Published:Thursday | June 14, 2012 | 12:00 AM
Wayne Robinson, principal of Quality Academics.

As some private schools continue to face financial difficulties, it is being suggested that some of the institutions merge in order to remain viable.

The Reverend Sylvester O'Gilvie, president of the Jamaica Independent Schools' Association (JISA) and principal of the Undergrad School, said JISA and private schools have been looking at ways to deal with various challenges affecting the viability of several schools.

"We intend to carry on discussions where, depending on where the school is located, instead of that school closing, we can look at mergers. We have seen it happen in businesses, we have seen it happen in the banking sector, and it can also occur here," he said.

O'Gilvie and other private-school operators were guests at a Gleaner Editors' Forum yesterday.

Wayne Robinson of Quality Academics also pointed to the possibility of a collaboration between schools as a way to ensure survival.

"There are things that in the day-to-day running of your school you can do. You can consolidate and look at the economic scale and work with that," said Robinson.

Layoffs could occur

The educators say that if the financial woes continue there may be teacher layoffs.

"But in losing their jobs at 'School X', you will probably have 'School Y', a new school, opening up, so they can apply," said O'Gilvie.

Principal of Vaz Preparatory, Karlene Bisnott, said JISA tries to facilitate such liaisons.
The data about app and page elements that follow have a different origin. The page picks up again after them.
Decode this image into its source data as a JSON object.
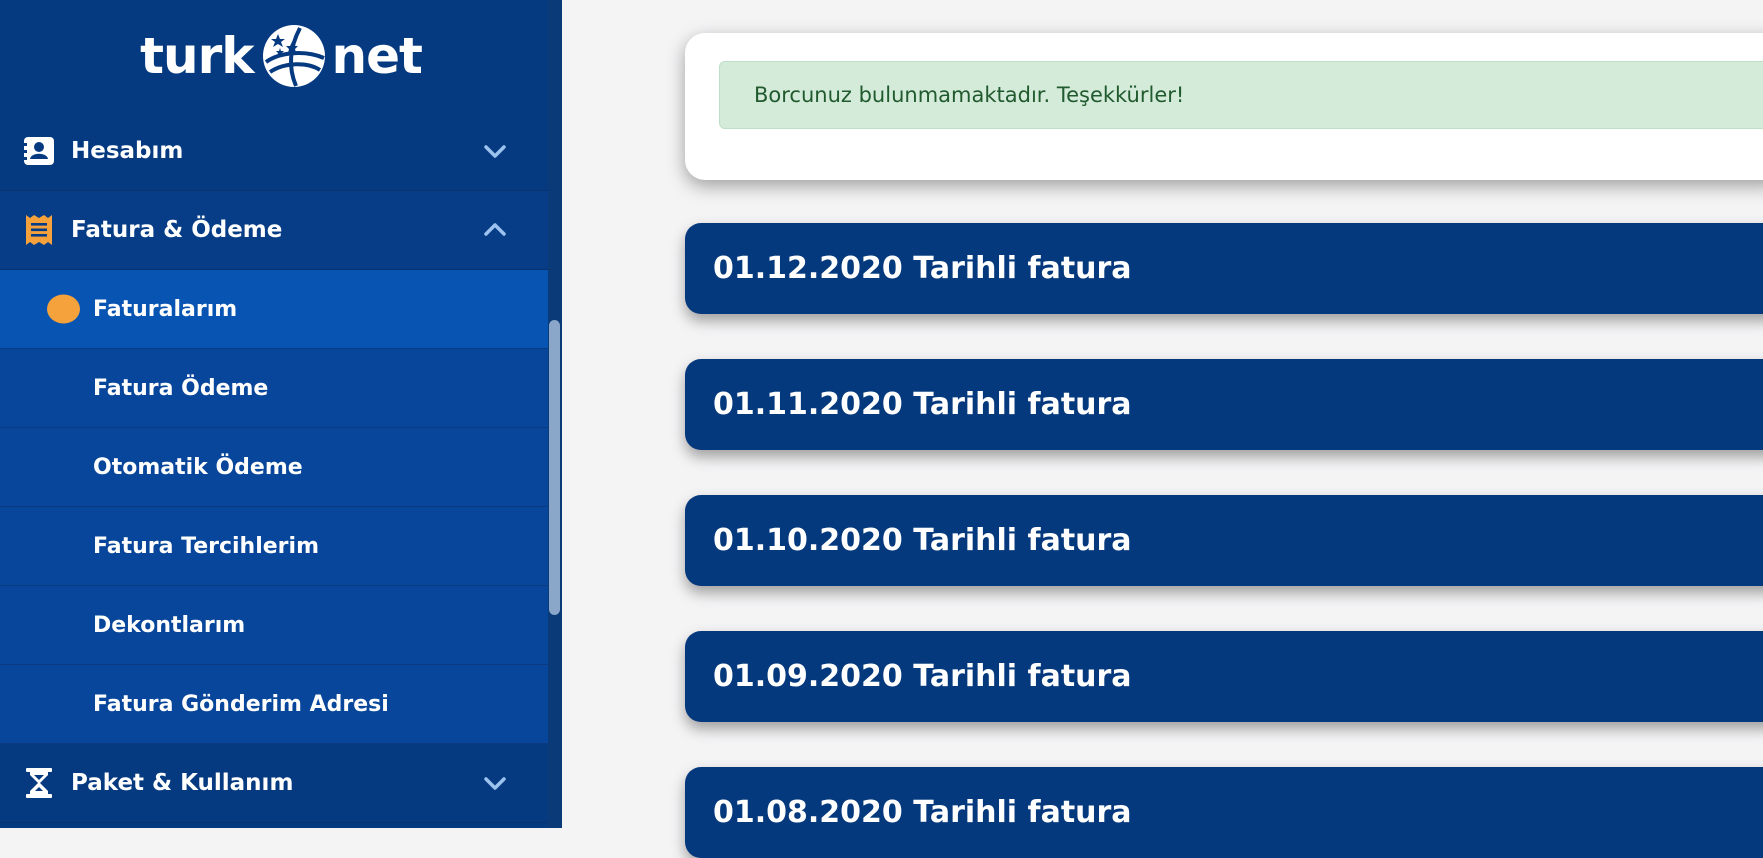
{
  "brand": {
    "logo_left": "turk",
    "logo_right": "net"
  },
  "sidebar": {
    "groups": [
      {
        "label": "Hesabım",
        "icon": "contact-card-icon",
        "expanded": false
      },
      {
        "label": "Fatura & Ödeme",
        "icon": "receipt-icon",
        "expanded": true,
        "items": [
          {
            "label": "Faturalarım",
            "active": true
          },
          {
            "label": "Fatura Ödeme",
            "active": false
          },
          {
            "label": "Otomatik Ödeme",
            "active": false
          },
          {
            "label": "Fatura Tercihlerim",
            "active": false
          },
          {
            "label": "Dekontlarım",
            "active": false
          },
          {
            "label": "Fatura Gönderim Adresi",
            "active": false
          }
        ]
      },
      {
        "label": "Paket & Kullanım",
        "icon": "hourglass-icon",
        "expanded": false
      }
    ]
  },
  "main": {
    "alert_message": "Borcunuz bulunmamaktadır. Teşekkürler!",
    "invoices": [
      {
        "title": "01.12.2020 Tarihli fatura"
      },
      {
        "title": "01.11.2020 Tarihli fatura"
      },
      {
        "title": "01.10.2020 Tarihli fatura"
      },
      {
        "title": "01.09.2020 Tarihli fatura"
      },
      {
        "title": "01.08.2020 Tarihli fatura"
      }
    ]
  },
  "colors": {
    "sidebar_bg": "#063a80",
    "submenu_bg": "#07469a",
    "active_bg": "#0754b2",
    "accent_orange": "#f5a23c",
    "invoice_bg": "#05397d",
    "alert_bg": "#d4ebd9",
    "alert_text": "#205a2e"
  }
}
"(Vaz is) a typical example of that. We had to be shaving staff because our numbers were falling and we just couldn't keep up with the number of teachers that we had. But then Sheea (Hewan-Brown of Grace Christian Academy) will call and say, 'Do you have a grade-four teacher'? So we do have that kind of interaction."

When asked if they were bad managers of their institutions, Robinson said operations would have to change based on what is happening around them and that skilful adjustments were necessary.

At the same time, the educators say they are open to the idea of partnering with public schools in order to deliver quality education to the nation's children.

"In our proposal to the ministry, we have outlined ways and means in which the ministry, through their government schools, can partner with us and learn some of the best practices that we offer in our institutions. We believe that education should be the business of all," O'Gilvie said.